GOAL OF THE EXERCISE - Would you return the complete listing below word for word?

(ENTRIES SUPPLIED)

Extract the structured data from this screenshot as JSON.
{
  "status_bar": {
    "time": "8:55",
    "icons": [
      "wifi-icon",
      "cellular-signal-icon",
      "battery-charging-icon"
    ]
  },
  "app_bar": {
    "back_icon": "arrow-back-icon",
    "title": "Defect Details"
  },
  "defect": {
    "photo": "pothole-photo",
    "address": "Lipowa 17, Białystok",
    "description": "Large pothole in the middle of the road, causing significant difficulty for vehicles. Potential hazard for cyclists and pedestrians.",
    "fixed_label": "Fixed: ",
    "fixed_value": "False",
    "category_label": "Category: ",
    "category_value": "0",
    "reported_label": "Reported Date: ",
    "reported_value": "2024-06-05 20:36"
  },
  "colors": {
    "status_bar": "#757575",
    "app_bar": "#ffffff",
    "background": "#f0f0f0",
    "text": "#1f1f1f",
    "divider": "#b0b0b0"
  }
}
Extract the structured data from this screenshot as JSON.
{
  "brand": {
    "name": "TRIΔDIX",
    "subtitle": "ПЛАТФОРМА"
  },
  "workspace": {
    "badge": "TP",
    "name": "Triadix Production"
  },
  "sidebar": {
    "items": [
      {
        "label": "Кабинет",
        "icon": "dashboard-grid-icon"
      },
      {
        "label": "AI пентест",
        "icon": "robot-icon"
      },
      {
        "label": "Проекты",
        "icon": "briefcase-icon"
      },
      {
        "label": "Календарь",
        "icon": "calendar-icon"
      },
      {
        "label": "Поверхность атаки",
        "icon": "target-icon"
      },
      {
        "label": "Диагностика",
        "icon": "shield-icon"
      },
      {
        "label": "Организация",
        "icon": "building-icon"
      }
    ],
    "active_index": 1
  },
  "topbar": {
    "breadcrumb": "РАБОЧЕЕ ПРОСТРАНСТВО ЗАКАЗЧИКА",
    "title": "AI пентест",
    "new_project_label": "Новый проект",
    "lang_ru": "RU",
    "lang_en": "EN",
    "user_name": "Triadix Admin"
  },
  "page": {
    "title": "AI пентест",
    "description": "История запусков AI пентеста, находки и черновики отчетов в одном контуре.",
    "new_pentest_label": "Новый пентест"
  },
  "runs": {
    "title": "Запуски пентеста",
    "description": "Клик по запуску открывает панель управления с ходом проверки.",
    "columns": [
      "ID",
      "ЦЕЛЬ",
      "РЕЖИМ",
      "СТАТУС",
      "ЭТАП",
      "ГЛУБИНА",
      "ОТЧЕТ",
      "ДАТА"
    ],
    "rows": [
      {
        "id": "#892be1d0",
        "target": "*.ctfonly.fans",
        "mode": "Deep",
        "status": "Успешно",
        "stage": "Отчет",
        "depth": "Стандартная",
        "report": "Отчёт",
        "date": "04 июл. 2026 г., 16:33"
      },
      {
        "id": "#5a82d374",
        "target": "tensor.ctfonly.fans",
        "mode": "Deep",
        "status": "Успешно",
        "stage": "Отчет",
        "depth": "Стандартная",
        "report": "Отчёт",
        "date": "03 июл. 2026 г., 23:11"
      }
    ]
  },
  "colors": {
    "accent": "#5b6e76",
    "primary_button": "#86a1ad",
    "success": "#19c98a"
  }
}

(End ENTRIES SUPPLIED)

TASK RESPONSE -
Extract the structured data from this screenshot as JSON.
{
  "status_bar": {
    "time": "8:55",
    "icons": [
      "wifi-icon",
      "cellular-signal-icon",
      "battery-charging-icon"
    ]
  },
  "app_bar": {
    "back_icon": "arrow-back-icon",
    "title": "Defect Details"
  },
  "defect": {
    "photo": "pothole-photo",
    "address": "Lipowa 17, Białystok",
    "description": "Large pothole in the middle of the road, causing significant difficulty for vehicles. Potential hazard for cyclists and pedestrians.",
    "fixed_label": "Fixed: ",
    "fixed_value": "False",
    "category_label": "Category: ",
    "category_value": "0",
    "reported_label": "Reported Date: ",
    "reported_value": "2024-06-05 20:36"
  },
  "colors": {
    "status_bar": "#757575",
    "app_bar": "#ffffff",
    "background": "#f0f0f0",
    "text": "#1f1f1f",
    "divider": "#b0b0b0"
  }
}
Extract the structured data from this screenshot as JSON.
{
  "brand": {
    "name": "TRIΔDIX",
    "subtitle": "ПЛАТФОРМА"
  },
  "workspace": {
    "badge": "TP",
    "name": "Triadix Production"
  },
  "sidebar": {
    "items": [
      {
        "label": "Кабинет",
        "icon": "dashboard-grid-icon"
      },
      {
        "label": "AI пентест",
        "icon": "robot-icon"
      },
      {
        "label": "Проекты",
        "icon": "briefcase-icon"
      },
      {
        "label": "Календарь",
        "icon": "calendar-icon"
      },
      {
        "label": "Поверхность атаки",
        "icon": "target-icon"
      },
      {
        "label": "Диагностика",
        "icon": "shield-icon"
      },
      {
        "label": "Организация",
        "icon": "building-icon"
      }
    ],
    "active_index": 1
  },
  "topbar": {
    "breadcrumb": "РАБОЧЕЕ ПРОСТРАНСТВО ЗАКАЗЧИКА",
    "title": "AI пентест",
    "new_project_label": "Новый проект",
    "lang_ru": "RU",
    "lang_en": "EN",
    "user_name": "Triadix Admin"
  },
  "page": {
    "title": "AI пентест",
    "description": "История запусков AI пентеста, находки и черновики отчетов в одном контуре.",
    "new_pentest_label": "Новый пентест"
  },
  "runs": {
    "title": "Запуски пентеста",
    "description": "Клик по запуску открывает панель управления с ходом проверки.",
    "columns": [
      "ID",
      "ЦЕЛЬ",
      "РЕЖИМ",
      "СТАТУС",
      "ЭТАП",
      "ГЛУБИНА",
      "ОТЧЕТ",
      "ДАТА"
    ],
    "rows": [
      {
        "id": "#892be1d0",
        "target": "*.ctfonly.fans",
        "mode": "Deep",
        "status": "Успешно",
        "stage": "Отчет",
        "depth": "Стандартная",
        "report": "Отчёт",
        "date": "04 июл. 2026 г., 16:33"
      },
      {
        "id": "#5a82d374",
        "target": "tensor.ctfonly.fans",
        "mode": "Deep",
        "status": "Успешно",
        "stage": "Отчет",
        "depth": "Стандартная",
        "report": "Отчёт",
        "date": "03 июл. 2026 г., 23:11"
      }
    ]
  },
  "colors": {
    "accent": "#5b6e76",
    "primary_button": "#86a1ad",
    "success": "#19c98a"
  }
}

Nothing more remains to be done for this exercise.